Michelle Maternowski
A sign at Froedtert Hospital in Milwaukee shows protocols for entering the medical facility.

Cases of COVID-19 are at a record high in Wisconsin. Over the past month, the state has become one of the nation’s leading hotspots for new infections, and the surge isn’t showing any signs of slowing.

As more and more people are being sickened, our hospitals are becoming overburdened with patients. And if infections don’t start to level off, hospitals could run out of resources — threatening the health and safety of Wisconsinites statewide.

"If you look at the number of patients hospitalized with COVID-19 or the number of new cases everyday, the trajectory of those curves is terrifying. They are almost vertical," says Dr. Mark Kaufman, chief medical officer at the Wisconsin Hospital Association. 

Hospitals around the state have been filling up with critically ill COVID-19 patients, on top of the patients there for other emergencies and health care needs.

An extended conversation with Dr. Mark Kaufman.

Even before the pandemic, Wisconsin was facing a shortage of health care workers, particularly in rural parts of the state. To deal with these shortages, Dr. Kaufman says many hospitals turned to contract workers from other states. But since the pandemic is surging throughout the country, this isn't a feasible option and the burden on health care workers in Wisconsin — both physically and emotionally — is only increasing. 

Dr. Kaufman explains, "I think the impact has been greatest likely for the nurses, who probably spend most of their time actually in the presence of patients. And what's happened is, as the pandemic has spread throughout every community in Wisconsin, those nurses and health care workers obviously live in those communities and they are at risk of both catching COVID-19, but also of being a close contact of somebody who's diagnosed with COVID-19."
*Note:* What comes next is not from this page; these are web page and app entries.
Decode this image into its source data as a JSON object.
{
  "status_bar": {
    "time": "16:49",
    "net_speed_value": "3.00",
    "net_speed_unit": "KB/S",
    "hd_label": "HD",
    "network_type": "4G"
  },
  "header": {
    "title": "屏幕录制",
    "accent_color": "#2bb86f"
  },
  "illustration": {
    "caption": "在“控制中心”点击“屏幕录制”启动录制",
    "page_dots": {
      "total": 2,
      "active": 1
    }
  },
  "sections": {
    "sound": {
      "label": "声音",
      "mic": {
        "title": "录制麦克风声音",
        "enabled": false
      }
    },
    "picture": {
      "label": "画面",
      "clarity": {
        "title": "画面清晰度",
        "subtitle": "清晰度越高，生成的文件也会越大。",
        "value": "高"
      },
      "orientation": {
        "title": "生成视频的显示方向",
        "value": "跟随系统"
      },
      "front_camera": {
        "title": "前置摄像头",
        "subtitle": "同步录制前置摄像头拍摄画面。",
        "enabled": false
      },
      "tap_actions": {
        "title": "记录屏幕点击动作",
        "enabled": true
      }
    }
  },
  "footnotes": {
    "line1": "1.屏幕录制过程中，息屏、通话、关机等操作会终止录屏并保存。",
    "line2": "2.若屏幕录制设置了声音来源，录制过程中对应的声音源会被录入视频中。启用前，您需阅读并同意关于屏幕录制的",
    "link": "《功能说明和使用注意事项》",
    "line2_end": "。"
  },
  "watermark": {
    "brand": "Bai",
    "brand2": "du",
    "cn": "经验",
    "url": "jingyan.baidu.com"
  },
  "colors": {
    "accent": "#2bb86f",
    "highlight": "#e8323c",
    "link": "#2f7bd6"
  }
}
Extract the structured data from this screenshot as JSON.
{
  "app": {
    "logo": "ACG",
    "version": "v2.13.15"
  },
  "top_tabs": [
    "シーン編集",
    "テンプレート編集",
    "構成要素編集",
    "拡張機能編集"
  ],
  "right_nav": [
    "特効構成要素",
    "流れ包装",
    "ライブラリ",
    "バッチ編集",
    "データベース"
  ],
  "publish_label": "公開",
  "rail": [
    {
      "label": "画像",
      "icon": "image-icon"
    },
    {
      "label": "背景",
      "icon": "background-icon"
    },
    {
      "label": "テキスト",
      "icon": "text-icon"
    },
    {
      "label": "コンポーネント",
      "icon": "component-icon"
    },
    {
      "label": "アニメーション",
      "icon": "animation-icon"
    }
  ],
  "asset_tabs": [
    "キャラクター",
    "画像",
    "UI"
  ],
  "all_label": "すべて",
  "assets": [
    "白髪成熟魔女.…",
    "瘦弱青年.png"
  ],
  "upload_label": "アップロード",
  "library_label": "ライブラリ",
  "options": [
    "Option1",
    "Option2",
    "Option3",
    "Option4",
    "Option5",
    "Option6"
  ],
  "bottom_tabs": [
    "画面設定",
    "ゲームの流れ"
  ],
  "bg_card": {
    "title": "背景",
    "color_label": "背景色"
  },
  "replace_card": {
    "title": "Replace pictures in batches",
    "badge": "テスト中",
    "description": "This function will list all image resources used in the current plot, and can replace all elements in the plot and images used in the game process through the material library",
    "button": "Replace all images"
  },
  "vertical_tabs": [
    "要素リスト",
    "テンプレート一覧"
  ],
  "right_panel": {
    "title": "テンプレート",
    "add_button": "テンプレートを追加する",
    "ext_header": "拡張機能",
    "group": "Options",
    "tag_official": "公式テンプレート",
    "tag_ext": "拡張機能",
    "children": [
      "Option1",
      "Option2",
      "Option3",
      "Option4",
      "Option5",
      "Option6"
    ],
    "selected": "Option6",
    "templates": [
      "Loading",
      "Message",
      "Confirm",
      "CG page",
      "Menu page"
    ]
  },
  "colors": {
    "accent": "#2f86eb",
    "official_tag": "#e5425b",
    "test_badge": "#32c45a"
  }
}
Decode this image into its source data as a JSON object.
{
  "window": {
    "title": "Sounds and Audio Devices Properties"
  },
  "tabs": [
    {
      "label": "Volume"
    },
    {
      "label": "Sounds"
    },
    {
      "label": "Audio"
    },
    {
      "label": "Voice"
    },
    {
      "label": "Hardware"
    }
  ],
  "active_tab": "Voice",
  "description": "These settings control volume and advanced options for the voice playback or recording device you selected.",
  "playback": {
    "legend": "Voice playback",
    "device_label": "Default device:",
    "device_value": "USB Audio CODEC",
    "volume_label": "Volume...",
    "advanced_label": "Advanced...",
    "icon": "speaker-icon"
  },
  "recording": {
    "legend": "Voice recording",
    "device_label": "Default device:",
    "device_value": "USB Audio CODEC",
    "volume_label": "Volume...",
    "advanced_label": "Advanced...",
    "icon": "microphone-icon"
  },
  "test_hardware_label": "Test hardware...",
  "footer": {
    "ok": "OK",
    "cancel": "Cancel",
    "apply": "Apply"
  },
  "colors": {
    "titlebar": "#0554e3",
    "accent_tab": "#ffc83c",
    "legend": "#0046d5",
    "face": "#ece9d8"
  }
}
"When that happens, the close contact needs to quarantine for 14 days. So if you're in a rural community and it's a relatively small pool of nurses... that takes a huge toll on your nursing workforce and their ability to work at the hospital and care for patients," he continues. 

Joy Powers hosts and produces Lake Effect. She joined WUWM January 2016 as a producer for Lake Effect.